-- Opening Marker --

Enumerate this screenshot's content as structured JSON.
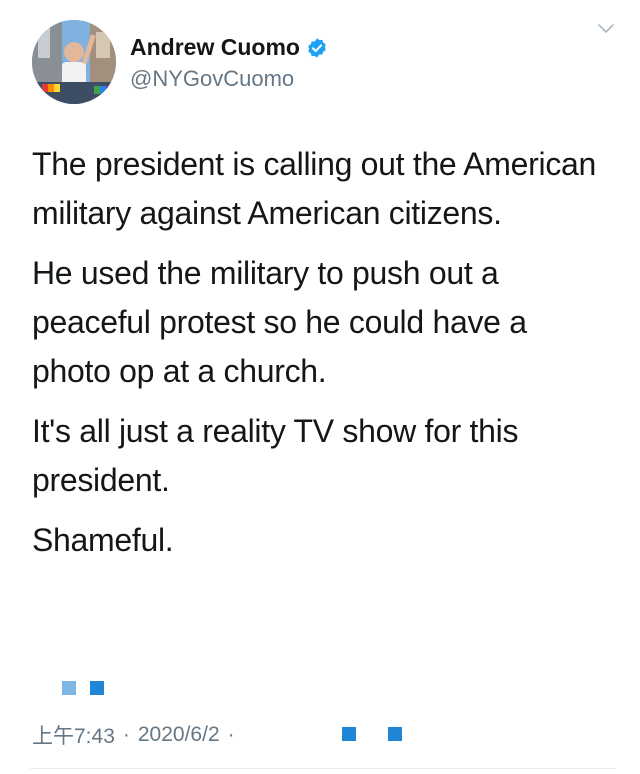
{
  "author": {
    "name": "Andrew Cuomo",
    "handle": "@NYGovCuomo",
    "verified": true,
    "avatar_icon": "profile-photo"
  },
  "menu_icon": "chevron-down-icon",
  "tweet": {
    "paragraphs": [
      "The president is calling out the American military against American citizens.",
      "He used the military to push out a peaceful protest so he could have a photo op at a church.",
      "It's all just a reality TV show for this president.",
      "Shameful."
    ]
  },
  "meta": {
    "time": "上午7:43",
    "separator": "·",
    "date": "2020/6/2",
    "trailing_separator": "·"
  },
  "colors": {
    "text": "#14171a",
    "secondary": "#657786",
    "accent": "#1da1f2"
  }
}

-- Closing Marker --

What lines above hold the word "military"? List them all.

      "The president is calling out the American military against American citizens.",
      "He used the military to push out a peaceful protest so he could have a photo op at a church.",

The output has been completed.